▸ Problem description: Every single record below is to be reproduced exactly.

▸ Provided data:

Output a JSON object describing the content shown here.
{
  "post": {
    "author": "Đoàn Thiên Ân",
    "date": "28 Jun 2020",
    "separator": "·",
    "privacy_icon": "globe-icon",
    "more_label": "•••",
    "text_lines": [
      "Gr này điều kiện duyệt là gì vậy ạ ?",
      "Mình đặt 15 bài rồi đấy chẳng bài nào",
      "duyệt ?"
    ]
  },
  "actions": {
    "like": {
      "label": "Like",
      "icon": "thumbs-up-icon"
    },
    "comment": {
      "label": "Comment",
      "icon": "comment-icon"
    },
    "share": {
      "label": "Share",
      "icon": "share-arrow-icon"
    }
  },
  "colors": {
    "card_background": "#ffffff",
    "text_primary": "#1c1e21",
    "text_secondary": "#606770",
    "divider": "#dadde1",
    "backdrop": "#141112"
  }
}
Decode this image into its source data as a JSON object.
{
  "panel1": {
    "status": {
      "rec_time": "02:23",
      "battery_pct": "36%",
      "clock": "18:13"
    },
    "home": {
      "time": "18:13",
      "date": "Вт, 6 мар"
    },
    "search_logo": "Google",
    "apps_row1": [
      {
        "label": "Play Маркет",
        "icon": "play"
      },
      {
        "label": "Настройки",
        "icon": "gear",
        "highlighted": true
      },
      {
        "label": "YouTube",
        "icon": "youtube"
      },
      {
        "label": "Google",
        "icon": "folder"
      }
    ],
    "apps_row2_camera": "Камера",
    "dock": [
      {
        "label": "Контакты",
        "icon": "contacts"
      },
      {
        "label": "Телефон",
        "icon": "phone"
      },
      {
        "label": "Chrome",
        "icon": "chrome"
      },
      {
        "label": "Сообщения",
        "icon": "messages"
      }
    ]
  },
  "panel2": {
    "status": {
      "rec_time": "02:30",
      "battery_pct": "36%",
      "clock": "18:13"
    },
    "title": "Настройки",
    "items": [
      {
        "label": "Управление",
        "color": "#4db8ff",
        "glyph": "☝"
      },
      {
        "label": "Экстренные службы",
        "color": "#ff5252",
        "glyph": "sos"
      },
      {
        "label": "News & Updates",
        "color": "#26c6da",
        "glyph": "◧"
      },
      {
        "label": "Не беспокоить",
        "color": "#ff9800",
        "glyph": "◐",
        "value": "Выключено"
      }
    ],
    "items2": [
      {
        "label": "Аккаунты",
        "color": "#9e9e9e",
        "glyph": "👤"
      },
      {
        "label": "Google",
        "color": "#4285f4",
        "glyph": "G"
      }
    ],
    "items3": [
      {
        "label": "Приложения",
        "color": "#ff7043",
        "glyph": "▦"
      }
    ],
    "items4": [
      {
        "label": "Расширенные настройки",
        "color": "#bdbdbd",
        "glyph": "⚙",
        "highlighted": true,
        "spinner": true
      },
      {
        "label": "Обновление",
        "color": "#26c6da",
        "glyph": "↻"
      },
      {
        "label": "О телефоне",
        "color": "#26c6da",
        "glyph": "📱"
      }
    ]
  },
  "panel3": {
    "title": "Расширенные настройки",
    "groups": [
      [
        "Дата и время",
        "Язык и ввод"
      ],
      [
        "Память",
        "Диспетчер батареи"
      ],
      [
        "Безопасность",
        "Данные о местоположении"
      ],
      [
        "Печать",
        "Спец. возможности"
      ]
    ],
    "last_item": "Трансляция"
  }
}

▸ Answer space:
Output a JSON object describing the content shown here.
{
  "post": {
    "author": "Đoàn Thiên Ân",
    "date": "28 Jun 2020",
    "separator": "·",
    "privacy_icon": "globe-icon",
    "more_label": "•••",
    "text_lines": [
      "Gr này điều kiện duyệt là gì vậy ạ ?",
      "Mình đặt 15 bài rồi đấy chẳng bài nào",
      "duyệt ?"
    ]
  },
  "actions": {
    "like": {
      "label": "Like",
      "icon": "thumbs-up-icon"
    },
    "comment": {
      "label": "Comment",
      "icon": "comment-icon"
    },
    "share": {
      "label": "Share",
      "icon": "share-arrow-icon"
    }
  },
  "colors": {
    "card_background": "#ffffff",
    "text_primary": "#1c1e21",
    "text_secondary": "#606770",
    "divider": "#dadde1",
    "backdrop": "#141112"
  }
}
Decode this image into its source data as a JSON object.
{
  "panel1": {
    "status": {
      "rec_time": "02:23",
      "battery_pct": "36%",
      "clock": "18:13"
    },
    "home": {
      "time": "18:13",
      "date": "Вт, 6 мар"
    },
    "search_logo": "Google",
    "apps_row1": [
      {
        "label": "Play Маркет",
        "icon": "play"
      },
      {
        "label": "Настройки",
        "icon": "gear",
        "highlighted": true
      },
      {
        "label": "YouTube",
        "icon": "youtube"
      },
      {
        "label": "Google",
        "icon": "folder"
      }
    ],
    "apps_row2_camera": "Камера",
    "dock": [
      {
        "label": "Контакты",
        "icon": "contacts"
      },
      {
        "label": "Телефон",
        "icon": "phone"
      },
      {
        "label": "Chrome",
        "icon": "chrome"
      },
      {
        "label": "Сообщения",
        "icon": "messages"
      }
    ]
  },
  "panel2": {
    "status": {
      "rec_time": "02:30",
      "battery_pct": "36%",
      "clock": "18:13"
    },
    "title": "Настройки",
    "items": [
      {
        "label": "Управление",
        "color": "#4db8ff",
        "glyph": "☝"
      },
      {
        "label": "Экстренные службы",
        "color": "#ff5252",
        "glyph": "sos"
      },
      {
        "label": "News & Updates",
        "color": "#26c6da",
        "glyph": "◧"
      },
      {
        "label": "Не беспокоить",
        "color": "#ff9800",
        "glyph": "◐",
        "value": "Выключено"
      }
    ],
    "items2": [
      {
        "label": "Аккаунты",
        "color": "#9e9e9e",
        "glyph": "👤"
      },
      {
        "label": "Google",
        "color": "#4285f4",
        "glyph": "G"
      }
    ],
    "items3": [
      {
        "label": "Приложения",
        "color": "#ff7043",
        "glyph": "▦"
      }
    ],
    "items4": [
      {
        "label": "Расширенные настройки",
        "color": "#bdbdbd",
        "glyph": "⚙",
        "highlighted": true,
        "spinner": true
      },
      {
        "label": "Обновление",
        "color": "#26c6da",
        "glyph": "↻"
      },
      {
        "label": "О телефоне",
        "color": "#26c6da",
        "glyph": "📱"
      }
    ]
  },
  "panel3": {
    "title": "Расширенные настройки",
    "groups": [
      [
        "Дата и время",
        "Язык и ввод"
      ],
      [
        "Память",
        "Диспетчер батареи"
      ],
      [
        "Безопасность",
        "Данные о местоположении"
      ],
      [
        "Печать",
        "Спец. возможности"
      ]
    ],
    "last_item": "Трансляция"
  }
}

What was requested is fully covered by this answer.